§ **Source data**
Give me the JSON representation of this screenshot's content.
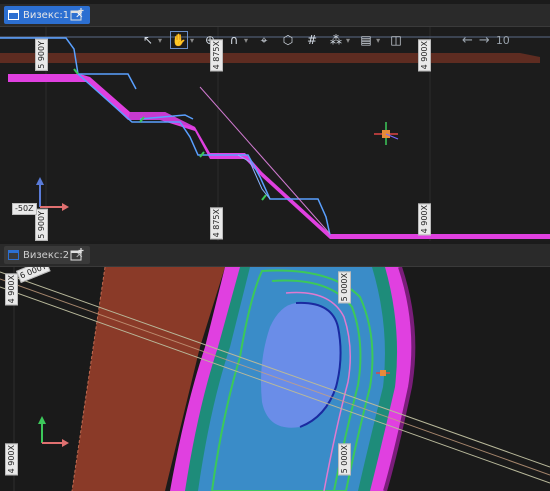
{
  "viewports": [
    {
      "tab_label": "Визекс:1",
      "active": true
    },
    {
      "tab_label": "Визекс:2",
      "active": false
    }
  ],
  "toolbar": {
    "undo_icon": "undo-arrow-icon",
    "redo_icon": "redo-arrow-icon",
    "step_value": "10"
  },
  "view1": {
    "labels": {
      "y_top": "5 900Y",
      "y_bottom": "5 900Y",
      "x_mid_top": "4 875X",
      "x_mid_bottom": "4 875X",
      "x_right_top": "4 900X",
      "x_right_bottom": "4 900X",
      "z_left": "-50Z"
    }
  },
  "view2": {
    "labels": {
      "x_left_top": "4 900X",
      "y_left_top": "6 000Y",
      "x_left_bottom": "4 900X",
      "x_center_top": "5 000X",
      "x_center_bottom": "5 000X"
    }
  },
  "colors": {
    "accent": "#2c6fd1",
    "magenta": "#e040e0",
    "profile_blue": "#5aa0ff",
    "bg": "#1b1b1b"
  }
}
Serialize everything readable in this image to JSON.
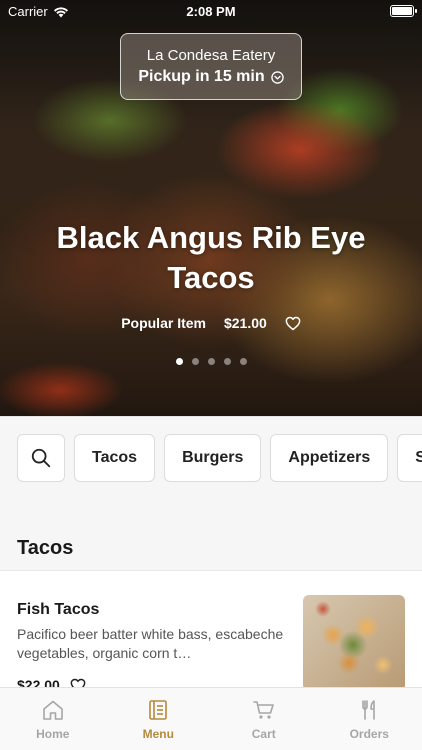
{
  "status": {
    "carrier": "Carrier",
    "time": "2:08 PM"
  },
  "store": {
    "name": "La Condesa Eatery",
    "pickup": "Pickup in 15 min"
  },
  "featured": {
    "title": "Black Angus Rib Eye Tacos",
    "tag": "Popular Item",
    "price": "$21.00",
    "page_count": 5,
    "active_page": 1
  },
  "categories": [
    "Tacos",
    "Burgers",
    "Appetizers",
    "S"
  ],
  "section": {
    "title": "Tacos"
  },
  "item": {
    "name": "Fish Tacos",
    "description": "Pacifico beer batter white bass, escabeche vegetables, organic corn t…",
    "price": "$22.00"
  },
  "tabs": [
    {
      "label": "Home",
      "icon": "home-icon",
      "active": false
    },
    {
      "label": "Menu",
      "icon": "menu-book-icon",
      "active": true
    },
    {
      "label": "Cart",
      "icon": "cart-icon",
      "active": false
    },
    {
      "label": "Orders",
      "icon": "utensils-icon",
      "active": false
    }
  ],
  "colors": {
    "accent": "#b58a3c",
    "inactive": "#a6a6a6"
  }
}
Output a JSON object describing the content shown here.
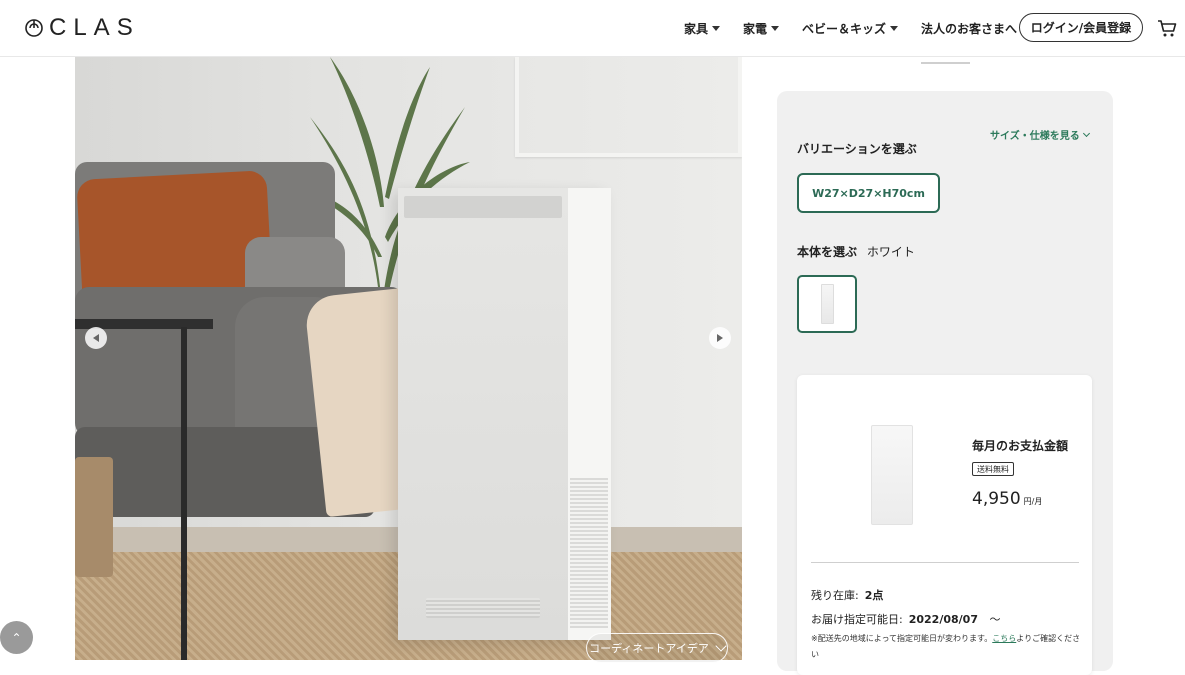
{
  "header": {
    "logo_text": "CLAS",
    "nav": [
      {
        "label": "家具",
        "has_dropdown": true
      },
      {
        "label": "家電",
        "has_dropdown": true
      },
      {
        "label": "ベビー＆キッズ",
        "has_dropdown": true
      },
      {
        "label": "法人のお客さまへ",
        "has_dropdown": false
      }
    ],
    "login_label": "ログイン/会員登録",
    "cart_icon": "cart-icon"
  },
  "gallery": {
    "prev_icon": "chevron-left-icon",
    "next_icon": "chevron-right-icon",
    "coordinate_label": "コーディネートアイデア"
  },
  "scroll_top_icon": "chevron-up-icon",
  "product": {
    "size_link": "サイズ・仕様を見る",
    "variation_label": "バリエーションを選ぶ",
    "variation_value": "W27×D27×H70cm",
    "body_label": "本体を選ぶ",
    "body_color": "ホワイト"
  },
  "price_card": {
    "title": "毎月のお支払金額",
    "shipping_badge": "送料無料",
    "price": "4,950",
    "price_unit": "円/月",
    "stock_label": "残り在庫:",
    "stock_value": "2点",
    "delivery_label": "お届け指定可能日:",
    "delivery_value": "2022/08/07",
    "delivery_suffix": "〜",
    "note_before": "※配送先の地域によって指定可能日が変わります。",
    "note_link": "こちら",
    "note_after": "よりご確認ください"
  },
  "colors": {
    "accent": "#2c6a55",
    "link": "#2c7a5b",
    "panel_bg": "#f0f0f0"
  }
}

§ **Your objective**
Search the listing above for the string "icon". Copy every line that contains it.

§ **Task solution**
    "undo_icon": "undo-arrow-icon",
    "redo_icon": "redo-arrow-icon",
      "icon": "home-icon",
      "icon": "menu-book-icon",
      "icon": "cart-icon",
      "icon": "utensils-icon",
    "cart_icon": "cart-icon"
    "prev_icon": "chevron-left-icon",
    "next_icon": "chevron-right-icon",
  "scroll_top_icon": "chevron-up-icon",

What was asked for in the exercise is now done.